SOURCE RECORDS Block Start

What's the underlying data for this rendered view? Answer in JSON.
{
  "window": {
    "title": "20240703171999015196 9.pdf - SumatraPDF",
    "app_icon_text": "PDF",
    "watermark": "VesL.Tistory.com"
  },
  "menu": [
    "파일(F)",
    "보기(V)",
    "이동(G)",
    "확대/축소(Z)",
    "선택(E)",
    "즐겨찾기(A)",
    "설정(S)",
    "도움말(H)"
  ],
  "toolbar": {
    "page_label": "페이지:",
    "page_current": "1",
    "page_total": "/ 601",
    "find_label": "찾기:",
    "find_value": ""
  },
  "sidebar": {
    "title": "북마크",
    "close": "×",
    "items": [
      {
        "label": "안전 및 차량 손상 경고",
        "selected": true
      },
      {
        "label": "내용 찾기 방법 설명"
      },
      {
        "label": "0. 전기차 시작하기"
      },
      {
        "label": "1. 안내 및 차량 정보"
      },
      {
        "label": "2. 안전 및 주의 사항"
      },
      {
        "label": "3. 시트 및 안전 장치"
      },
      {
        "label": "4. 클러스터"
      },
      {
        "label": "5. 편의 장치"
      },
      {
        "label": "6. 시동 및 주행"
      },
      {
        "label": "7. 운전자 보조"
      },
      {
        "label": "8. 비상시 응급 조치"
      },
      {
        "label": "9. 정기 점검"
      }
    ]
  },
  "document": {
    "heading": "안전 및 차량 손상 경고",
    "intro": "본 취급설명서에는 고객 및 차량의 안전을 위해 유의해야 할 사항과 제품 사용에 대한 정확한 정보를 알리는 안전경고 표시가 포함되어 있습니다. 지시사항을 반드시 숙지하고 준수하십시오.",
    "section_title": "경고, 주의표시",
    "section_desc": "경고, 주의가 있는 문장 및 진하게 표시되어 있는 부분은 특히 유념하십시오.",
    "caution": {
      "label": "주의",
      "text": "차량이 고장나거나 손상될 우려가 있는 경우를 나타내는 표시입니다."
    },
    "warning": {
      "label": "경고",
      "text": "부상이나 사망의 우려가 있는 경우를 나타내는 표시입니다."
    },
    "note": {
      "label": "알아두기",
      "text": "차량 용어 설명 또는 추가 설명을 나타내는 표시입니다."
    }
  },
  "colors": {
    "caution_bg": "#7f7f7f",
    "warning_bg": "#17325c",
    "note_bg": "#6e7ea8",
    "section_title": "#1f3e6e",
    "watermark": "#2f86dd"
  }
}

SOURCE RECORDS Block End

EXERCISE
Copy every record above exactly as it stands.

TASK OUTPUT
What's the underlying data for this rendered view? Answer in JSON.
{
  "window": {
    "title": "20240703171999015196 9.pdf - SumatraPDF",
    "app_icon_text": "PDF",
    "watermark": "VesL.Tistory.com"
  },
  "menu": [
    "파일(F)",
    "보기(V)",
    "이동(G)",
    "확대/축소(Z)",
    "선택(E)",
    "즐겨찾기(A)",
    "설정(S)",
    "도움말(H)"
  ],
  "toolbar": {
    "page_label": "페이지:",
    "page_current": "1",
    "page_total": "/ 601",
    "find_label": "찾기:",
    "find_value": ""
  },
  "sidebar": {
    "title": "북마크",
    "close": "×",
    "items": [
      {
        "label": "안전 및 차량 손상 경고",
        "selected": true
      },
      {
        "label": "내용 찾기 방법 설명"
      },
      {
        "label": "0. 전기차 시작하기"
      },
      {
        "label": "1. 안내 및 차량 정보"
      },
      {
        "label": "2. 안전 및 주의 사항"
      },
      {
        "label": "3. 시트 및 안전 장치"
      },
      {
        "label": "4. 클러스터"
      },
      {
        "label": "5. 편의 장치"
      },
      {
        "label": "6. 시동 및 주행"
      },
      {
        "label": "7. 운전자 보조"
      },
      {
        "label": "8. 비상시 응급 조치"
      },
      {
        "label": "9. 정기 점검"
      }
    ]
  },
  "document": {
    "heading": "안전 및 차량 손상 경고",
    "intro": "본 취급설명서에는 고객 및 차량의 안전을 위해 유의해야 할 사항과 제품 사용에 대한 정확한 정보를 알리는 안전경고 표시가 포함되어 있습니다. 지시사항을 반드시 숙지하고 준수하십시오.",
    "section_title": "경고, 주의표시",
    "section_desc": "경고, 주의가 있는 문장 및 진하게 표시되어 있는 부분은 특히 유념하십시오.",
    "caution": {
      "label": "주의",
      "text": "차량이 고장나거나 손상될 우려가 있는 경우를 나타내는 표시입니다."
    },
    "warning": {
      "label": "경고",
      "text": "부상이나 사망의 우려가 있는 경우를 나타내는 표시입니다."
    },
    "note": {
      "label": "알아두기",
      "text": "차량 용어 설명 또는 추가 설명을 나타내는 표시입니다."
    }
  },
  "colors": {
    "caution_bg": "#7f7f7f",
    "warning_bg": "#17325c",
    "note_bg": "#6e7ea8",
    "section_title": "#1f3e6e",
    "watermark": "#2f86dd"
  }
}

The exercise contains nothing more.